“Crazy Wisdom” is an attribution given to certain “unconventional” holy men in eastern traditions, but it applies equally well to some of our western saints. Saint Francis preached to birds and wolves, while Aquinas, after a lifetime of scholarship, had a vision at the end of his life that caused him to declare that all of his writings “were so much straw.”
“Crazy Wisdom” is not some rarified, exalted state of mind, accessible only to the gifted few. Tenzin Wangyal Rinpoche, a Tibetan Bon Buddhist master with whom I have been privileged to study, says that when a person is able to cut through conditioning and begin to connect to their Source, their Inner Wisdom, one typical reaction is flexibility and freedom from our own “knee-jerk” reactions, as well as from cultural conventions that have lost their meaning or usefulness. No one said it better than Emily Dickinson:
Much Madness is divinest sense (620)
Much Madness is divinest Sense –
To a discerning Eye –
Much Sense – the starkest Madness –
‘Tis the Majority
In this, as all, prevail –
Assent – and you are sane –
Demur – you’re straightway dangerous
And handled with a Chain –
I know of no simpler and better illustration of how this works than Picasso’s “Bull’s Head,” a found object sculpture he created in 1942. He was looking for “ready made” objects in a junkyard, and saw a bicycle seat lying near a pair of disconnected handlebars. In that instant, the Source of creativity within him saw a pattern no previous artist had.
Why Picasso but none of the bicyclists or sculptors before him? Tenzin Wangyal would say that he was present, fully aware, with a mind empty of other concerns. He wasn’t focused on what he was going to have for lunch or any of the other myriad concerns that occupy most of our waking hours.
Again, this vision of new connections is not reserved for famous artists, but is available to anyone who can find a way to clear their vision and mind and tune into the moment. Nothing, nothing, nothing may be more important at this time, when “the starkest Madness” rules our land.
To again quote Buckminster Fuller, in the previous post: “You never change things by fighting the existing reality. To change something, build a new model that makes the existing model obsolete.”
An added benefit is that this kind of thing drives literalists nuts. Beancounters and most politicians can’t deal with this sort of ambiguity. “There’s something happening here, but you don’t know what it is, do you, Mr. Jones?” sang Bob Dylan 50+ years ago, and it may be even more true now.
So go out and have some fun and be subversive – find some connections you’ve never noticed before!
Absolutely spot on. Interesting too, especially as I’ve just reviewed a fantasy entitled ‘A Sudden Wild Magic’. As I read it, she postulates that true magic is ideas, and ‘wild magic’ is about fun; in other words, orthodoxy is stifling to creativity, to seeing the world in different ways, and to go against its flow is an aspect of the crazy wisdom you highlight here. Thanks for reaffirming its validity.

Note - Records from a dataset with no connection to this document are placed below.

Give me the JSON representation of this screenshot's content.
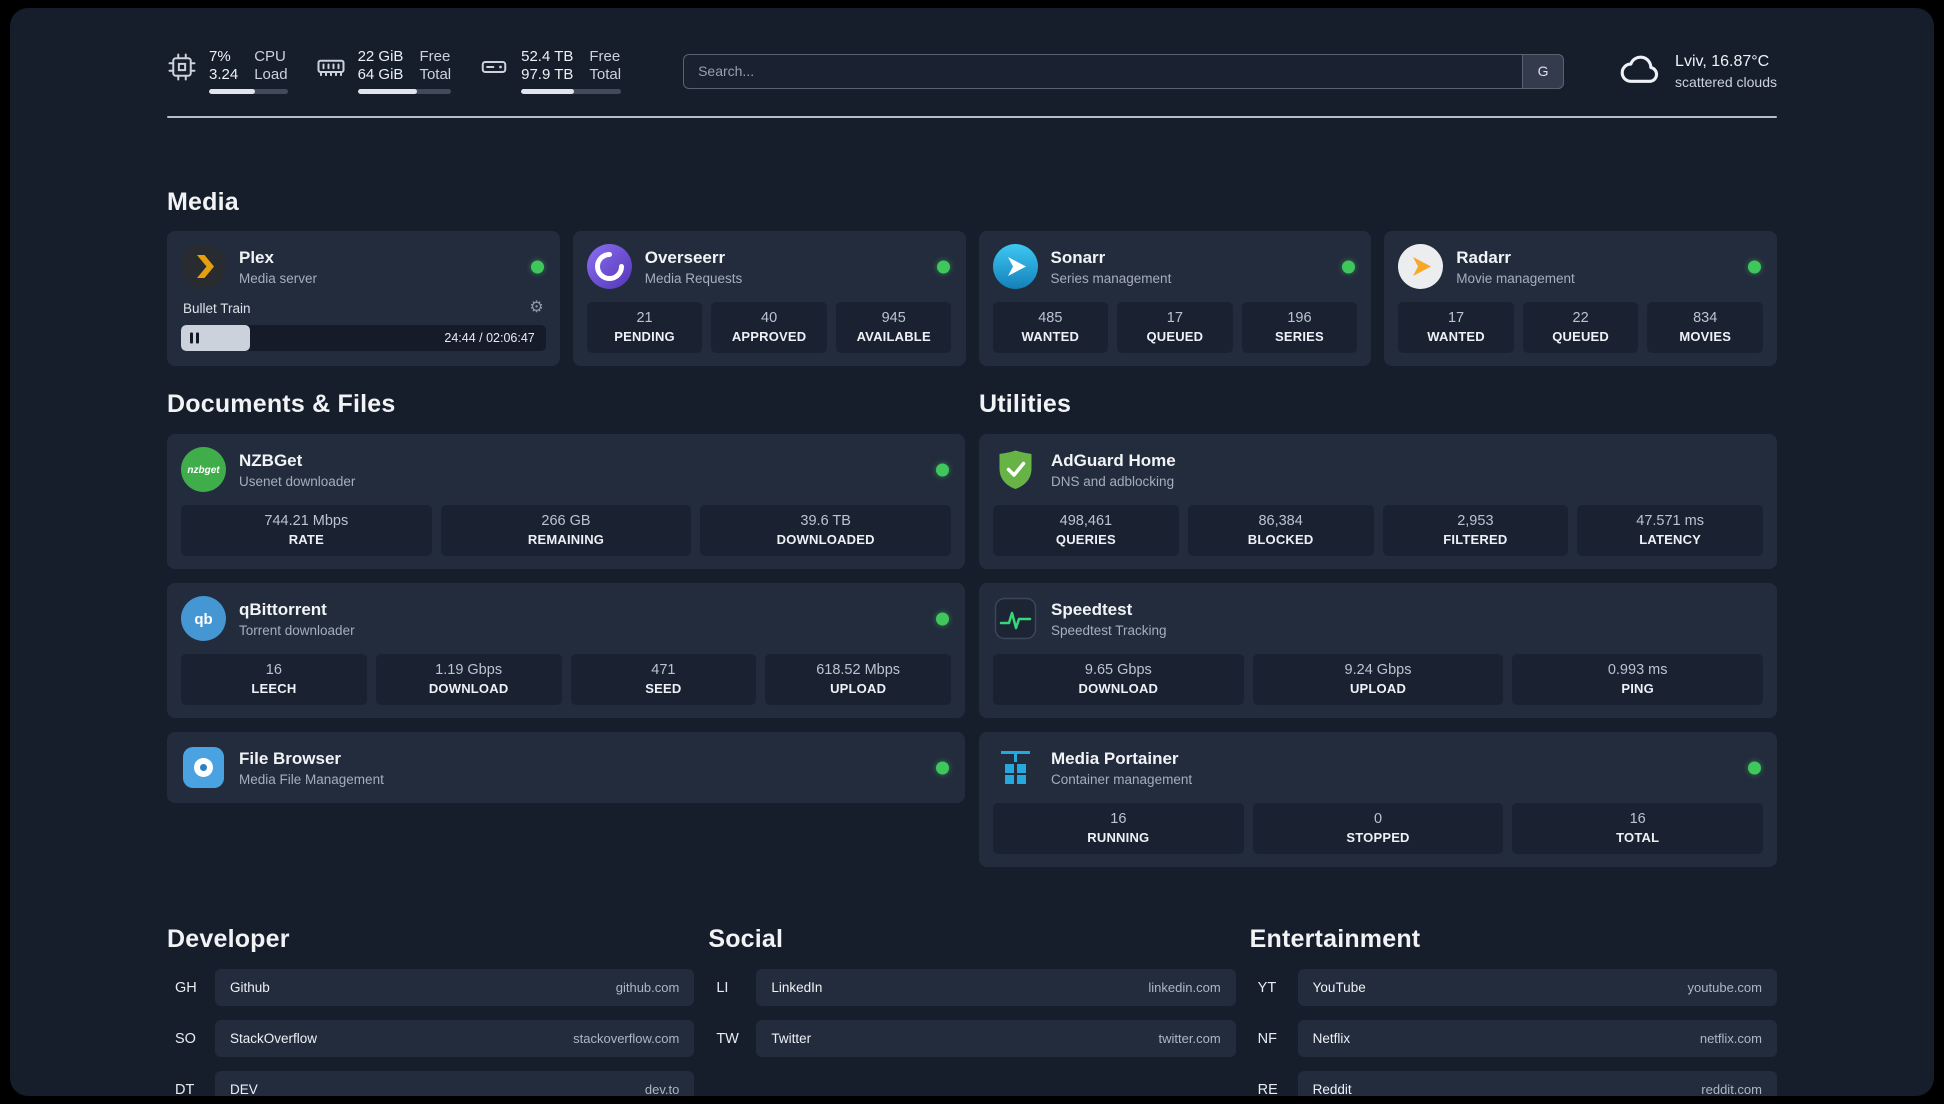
{
  "topbar": {
    "cpu": {
      "value_top": "7%",
      "value_bottom": "3.24",
      "label_top": "CPU",
      "label_bottom": "Load",
      "bar_percent": 58
    },
    "ram": {
      "value_top": "22 GiB",
      "value_bottom": "64 GiB",
      "label_top": "Free",
      "label_bottom": "Total",
      "bar_percent": 64
    },
    "disk": {
      "value_top": "52.4 TB",
      "value_bottom": "97.9 TB",
      "label_top": "Free",
      "label_bottom": "Total",
      "bar_percent": 53
    },
    "search": {
      "placeholder": "Search...",
      "engine_label": "G"
    },
    "weather": {
      "location": "Lviv, 16.87°C",
      "condition": "scattered clouds"
    }
  },
  "sections": {
    "media": "Media",
    "documents": "Documents & Files",
    "utilities": "Utilities",
    "developer": "Developer",
    "social": "Social",
    "entertainment": "Entertainment"
  },
  "icons": {
    "gear": "⚙"
  },
  "colors": {
    "page_bg": "#161d2b",
    "card_bg": "#232c3d",
    "tile_bg": "#1a2232",
    "status_online": "#3fc75c",
    "plex_accent": "#e5a00d",
    "overseerr_purple": "#6a4fd0",
    "sonarr_blue": "#1b9ad1",
    "radarr_amber": "#f7b32b",
    "nzbget_green": "#3fae4a",
    "qbittorrent_blue": "#4597d3",
    "filebrowser_blue": "#4aa3e0",
    "adguard_green": "#67b346",
    "speedtest_green": "#37d67a",
    "portainer_blue": "#23a8e0"
  },
  "apps": {
    "plex": {
      "name": "Plex",
      "desc": "Media server",
      "online": true,
      "now_playing": {
        "title": "Bullet Train",
        "time": "24:44 / 02:06:47",
        "progress_percent": 19
      }
    },
    "overseerr": {
      "name": "Overseerr",
      "desc": "Media Requests",
      "online": true,
      "stats": [
        {
          "value": "21",
          "label": "PENDING"
        },
        {
          "value": "40",
          "label": "APPROVED"
        },
        {
          "value": "945",
          "label": "AVAILABLE"
        }
      ]
    },
    "sonarr": {
      "name": "Sonarr",
      "desc": "Series management",
      "online": true,
      "stats": [
        {
          "value": "485",
          "label": "WANTED"
        },
        {
          "value": "17",
          "label": "QUEUED"
        },
        {
          "value": "196",
          "label": "SERIES"
        }
      ]
    },
    "radarr": {
      "name": "Radarr",
      "desc": "Movie management",
      "online": true,
      "stats": [
        {
          "value": "17",
          "label": "WANTED"
        },
        {
          "value": "22",
          "label": "QUEUED"
        },
        {
          "value": "834",
          "label": "MOVIES"
        }
      ]
    },
    "nzbget": {
      "name": "NZBGet",
      "desc": "Usenet downloader",
      "online": true,
      "stats": [
        {
          "value": "744.21 Mbps",
          "label": "RATE"
        },
        {
          "value": "266 GB",
          "label": "REMAINING"
        },
        {
          "value": "39.6 TB",
          "label": "DOWNLOADED"
        }
      ]
    },
    "qbittorrent": {
      "name": "qBittorrent",
      "desc": "Torrent downloader",
      "online": true,
      "stats": [
        {
          "value": "16",
          "label": "LEECH"
        },
        {
          "value": "1.19 Gbps",
          "label": "DOWNLOAD"
        },
        {
          "value": "471",
          "label": "SEED"
        },
        {
          "value": "618.52 Mbps",
          "label": "UPLOAD"
        }
      ]
    },
    "filebrowser": {
      "name": "File Browser",
      "desc": "Media File Management",
      "online": true
    },
    "adguard": {
      "name": "AdGuard Home",
      "desc": "DNS and adblocking",
      "online": false,
      "stats": [
        {
          "value": "498,461",
          "label": "QUERIES"
        },
        {
          "value": "86,384",
          "label": "BLOCKED"
        },
        {
          "value": "2,953",
          "label": "FILTERED"
        },
        {
          "value": "47.571 ms",
          "label": "LATENCY"
        }
      ]
    },
    "speedtest": {
      "name": "Speedtest",
      "desc": "Speedtest Tracking",
      "online": false,
      "stats": [
        {
          "value": "9.65 Gbps",
          "label": "DOWNLOAD"
        },
        {
          "value": "9.24 Gbps",
          "label": "UPLOAD"
        },
        {
          "value": "0.993 ms",
          "label": "PING"
        }
      ]
    },
    "portainer": {
      "name": "Media Portainer",
      "desc": "Container management",
      "online": true,
      "stats": [
        {
          "value": "16",
          "label": "RUNNING"
        },
        {
          "value": "0",
          "label": "STOPPED"
        },
        {
          "value": "16",
          "label": "TOTAL"
        }
      ]
    }
  },
  "bookmarks": {
    "developer": [
      {
        "abbr": "GH",
        "name": "Github",
        "url": "github.com"
      },
      {
        "abbr": "SO",
        "name": "StackOverflow",
        "url": "stackoverflow.com"
      },
      {
        "abbr": "DT",
        "name": "DEV",
        "url": "dev.to"
      }
    ],
    "social": [
      {
        "abbr": "LI",
        "name": "LinkedIn",
        "url": "linkedin.com"
      },
      {
        "abbr": "TW",
        "name": "Twitter",
        "url": "twitter.com"
      }
    ],
    "entertainment": [
      {
        "abbr": "YT",
        "name": "YouTube",
        "url": "youtube.com"
      },
      {
        "abbr": "NF",
        "name": "Netflix",
        "url": "netflix.com"
      },
      {
        "abbr": "RE",
        "name": "Reddit",
        "url": "reddit.com"
      }
    ]
  }
}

What great insights about revolutionary thinkers like Buckminster Fuller and the specious notions he so handily debunked! Thank you! If you or your readers want to understand more about Bucky’s profoundly relevant wisdom, my new book about his practical utopian ideas is getting five-star reviews from readers and librarians alike. One Staten Island library said it was empowering even reluctant readers, especially girls, to step up and make a difference in the world. As Bucky also said, “It is upon individual integrity that humanity’s future rests.” I would be happy to send you a review copy, either print or ebook. https://amzn.to/2qaeCjk
Thanks very much, Pamela! It looks intriguing. I’d be happy to review a kindle edition. Mhmussell@gmail.com